**Material shown:**
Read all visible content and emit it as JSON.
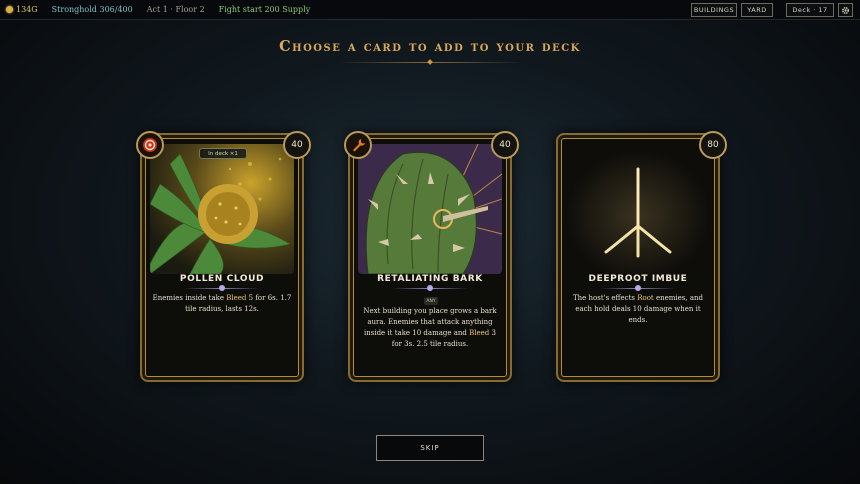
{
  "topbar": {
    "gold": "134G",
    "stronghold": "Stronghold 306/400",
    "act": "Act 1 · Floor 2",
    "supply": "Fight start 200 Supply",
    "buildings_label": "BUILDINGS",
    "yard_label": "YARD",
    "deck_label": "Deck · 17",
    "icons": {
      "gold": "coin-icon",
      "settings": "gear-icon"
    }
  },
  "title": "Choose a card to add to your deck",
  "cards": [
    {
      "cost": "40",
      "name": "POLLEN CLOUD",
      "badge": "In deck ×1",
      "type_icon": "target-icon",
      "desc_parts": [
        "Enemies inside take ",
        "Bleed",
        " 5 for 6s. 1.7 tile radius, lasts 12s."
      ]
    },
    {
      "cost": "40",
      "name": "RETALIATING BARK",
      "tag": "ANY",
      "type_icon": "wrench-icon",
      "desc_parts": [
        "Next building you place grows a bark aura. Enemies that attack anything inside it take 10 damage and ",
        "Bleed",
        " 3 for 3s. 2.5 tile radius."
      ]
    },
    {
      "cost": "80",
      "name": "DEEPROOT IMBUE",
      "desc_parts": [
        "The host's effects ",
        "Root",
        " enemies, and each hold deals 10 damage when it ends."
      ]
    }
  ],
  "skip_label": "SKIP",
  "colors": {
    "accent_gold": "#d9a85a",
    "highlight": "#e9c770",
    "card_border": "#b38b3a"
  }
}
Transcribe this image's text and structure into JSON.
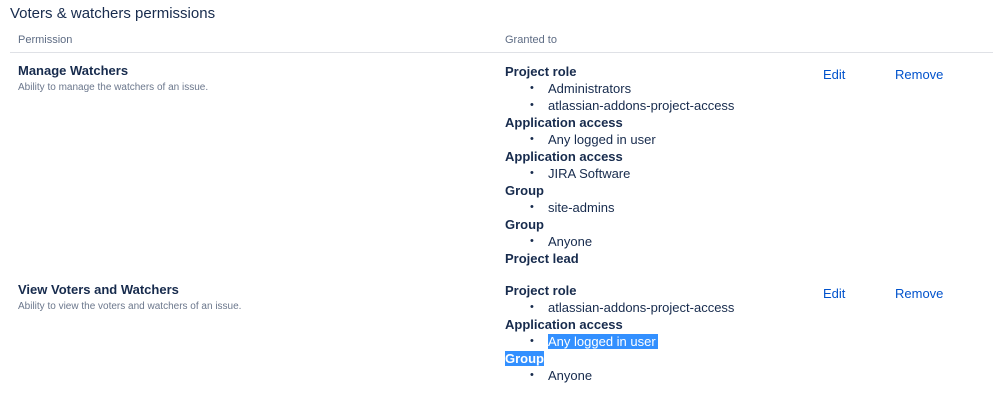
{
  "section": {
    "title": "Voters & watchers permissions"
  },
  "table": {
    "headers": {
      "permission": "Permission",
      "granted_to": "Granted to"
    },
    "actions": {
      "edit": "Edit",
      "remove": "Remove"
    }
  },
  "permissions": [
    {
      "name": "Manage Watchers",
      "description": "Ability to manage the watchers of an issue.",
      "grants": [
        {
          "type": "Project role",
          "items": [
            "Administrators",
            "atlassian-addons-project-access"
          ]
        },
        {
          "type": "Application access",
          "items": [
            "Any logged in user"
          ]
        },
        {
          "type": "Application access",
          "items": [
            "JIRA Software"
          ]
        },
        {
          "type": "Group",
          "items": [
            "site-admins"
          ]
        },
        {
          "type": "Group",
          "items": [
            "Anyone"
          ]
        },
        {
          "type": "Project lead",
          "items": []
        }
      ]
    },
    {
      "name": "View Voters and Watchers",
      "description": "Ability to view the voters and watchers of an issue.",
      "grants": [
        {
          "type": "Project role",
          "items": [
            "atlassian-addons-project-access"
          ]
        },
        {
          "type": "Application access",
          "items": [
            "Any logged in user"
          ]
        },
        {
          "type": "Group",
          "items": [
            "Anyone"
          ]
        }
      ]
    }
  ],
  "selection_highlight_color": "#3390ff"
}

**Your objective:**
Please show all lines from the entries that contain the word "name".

**Solution:**
      "name": "POLLEN CLOUD",
      "name": "RETALIATING BARK",
      "name": "DEEPROOT IMBUE",
      "name": "Manage Watchers",
      "name": "View Voters and Watchers",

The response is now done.